Always check with your GP or other health professional to get the correct diagnosis for any childhood ailment. With chronic conditions such as eczema, consider working with a nutritionist to devise a diet audit, excluding common triggers such as wheat and dairy for a few weeks and gradually reintroducing to see if symptoms persist or subside.
Growing children, especially those who don't eat a varied diet, sometimes don't get enough vitamins A and C. It's also difficult to get enough vitamin D through food alone. That’s why the Department of Health recommends that all children aged six months to five years are given vitamin supplements containing vitamins A, C and D every day to support immune health and more.

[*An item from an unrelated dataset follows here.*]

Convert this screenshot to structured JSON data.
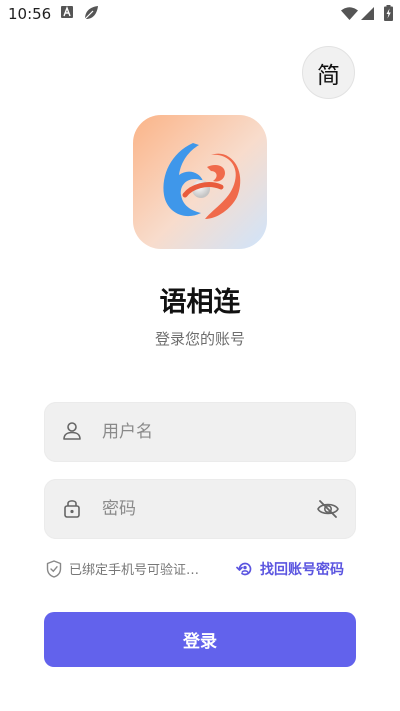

Probiotic supplements have been well studied in children with emerging evidence to suggest they can support a healthy immune system, with potential to reduce infectious illness, sick days, and medication-use including cold and flu drugs as well as antibiotics prescriptions.
Probiotics have further benefits in reducing the severity of skin issues such as eczema and atopic dermatitis. Specific strains of good bacteria including L Rhamnosus GG, have been indicated for both the prevention and treatment of eczema in infants and children. Look too for an organic fish oil supplement providing omega 3 essential fatty acids to help reduce inflammation.
Fussy eating can disrupt an otherwise happy household. Exposing your children to a wide array of colourful foods from an early age and having an ‘always try’ policy whereby everyone must try something before rejecting. Topping up with a good quality children’s multivitamin can reassure parents during the transition from fussy to foodie.
Cognitive development occurs at a rapid rate in children, where around 60% of the brain is formed of structural fat. It is therefore critical to incorporate healthy fats in your child’s diet. For fussy eaters, adding a quality fish or omega oil can promote cognitive health. Specifically, DHA and EPA (Omega-3 fatty acids) are particularly important for brain health.